    1) It is not a “diecast model.” It is a resin model. Completely different materials and manufacturing process, Definitely not a diecast model.

    2) Photo-etched metal windscreen wipers have been used on countless 1:43 scale models since about the mid 1970’s, and have continued to be used my numerous model manufacturers to this day.

  2. It is hard to classify this new type of model that has appeared on the scene in the last few years. They are being called “diecasts”, but they are surely not the traditional type of toy like a Corgi or Burago. They are made of resin-sometimes based on a kit-and are of great quality. The first of this type of miniature I purchased, made by Bizzare, I was sure it was equal to my own kit-assembling skills.
    So what to call them? The jury is still out, but Grand Prix Models, the highly respected shop in England has decided to name them “resincast”. Check this type of miniature out-they are a great alternative to building a kit.

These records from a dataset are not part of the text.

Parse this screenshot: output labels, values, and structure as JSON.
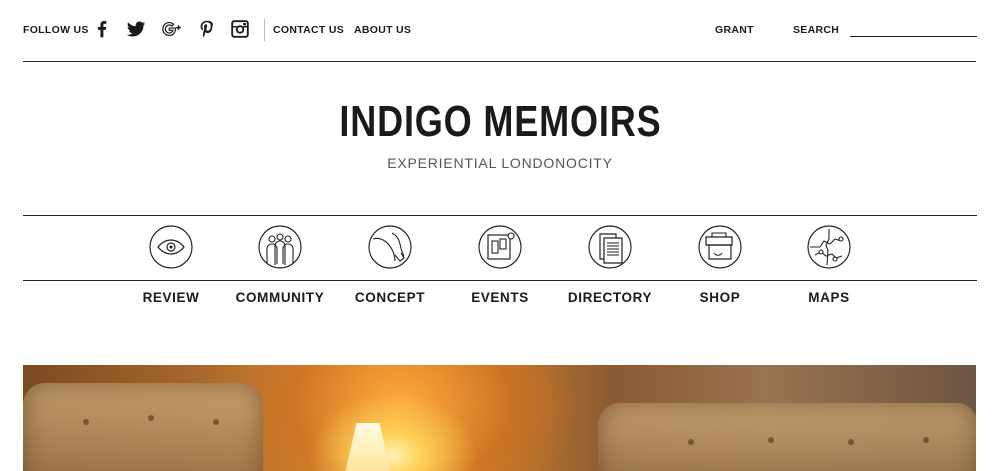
{
  "header": {
    "follow_label": "FOLLOW US",
    "social": [
      "facebook-icon",
      "twitter-icon",
      "google-plus-icon",
      "pinterest-icon",
      "instagram-icon"
    ],
    "links": {
      "contact": "CONTACT US",
      "about": "ABOUT US",
      "grant": "GRANT"
    },
    "search": {
      "label": "SEARCH",
      "value": ""
    }
  },
  "brand": {
    "title": "INDIGO MEMOIRS",
    "tagline": "EXPERIENTIAL LONDONOCITY"
  },
  "nav": {
    "items": [
      {
        "label": "REVIEW",
        "icon": "eye-icon"
      },
      {
        "label": "COMMUNITY",
        "icon": "people-icon"
      },
      {
        "label": "CONCEPT",
        "icon": "concept-icon"
      },
      {
        "label": "EVENTS",
        "icon": "calendar-icon"
      },
      {
        "label": "DIRECTORY",
        "icon": "directory-icon"
      },
      {
        "label": "SHOP",
        "icon": "shopping-bag-icon"
      },
      {
        "label": "MAPS",
        "icon": "map-icon"
      }
    ]
  },
  "colors": {
    "text": "#1a1a1a",
    "rule": "#222222",
    "hero_accent": "#e79b34"
  }
}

    1. It is not at all hard to classify this type of model. Limited edition hand built resin models have been around since the 1970’s. You could call those “resincast
      ” too. Models like those by Automodello are now made in greater quantities than many ltd. runs in the past. These Griffith models could be considered volume hand built resin models. Yes, they can also be referred to as “resincast” which is exactly what they are. The parts are cast in resin. They aren’t diecast.

      “Diecast” exactly refers to a specific type of tooling, production process and materials. The jury is not still out. These days many people incorrectly, and all too often to refer to model cars as diecast models when many of them are actually not diecast. It seems that “diecast” has become a generic reference, i.e. used in a similar manner as when someone says they’re making a “xerox” or “xerox copy”, which they are not doing. In reality they are making a photocopy. Hope this clears things up.

      1. I agree completely with Marshall in his assesment of the word “diecast” as it has come to mean multiple types of collectibles including traditional to resin cast models.

        Automodello models are cast in resin which enables us to create low volume runs of models like the Griffith Series 200, Bricklin SV1, Fitch Phoenix, etc.

        If you have further questions, please contact me.

        Thanks,
        Jim Cowen
        CEO
        Automodello
        http://www.automodello.com
        847-274-9645

  3. As both Marshall and Jim have clarified the use of polymer body shells and tooling as a more cost effective tooling/manufacturing method for low volume, highly detailed, hand made models such as the ones produced by Auromodello, I will expand just a bit.

    Die cast or die casting is commonly used as a general engineering term in industry – to shape or form (a metal or plastic object) by introducing molten metal or plastic into a reusable mould, especially under pressure, by gravity, or by centrifugal force. The generic term would in fact include resin and other polymer based mold and part operations.

    The term “diecast” metal has become a generic marketing name in the past 30 years to describe metal body cars when models were being produced in higher volumes using open/shut features often requiring the casting stability and tolerances of metal tooling and metal bodies to assure quality in function and finish.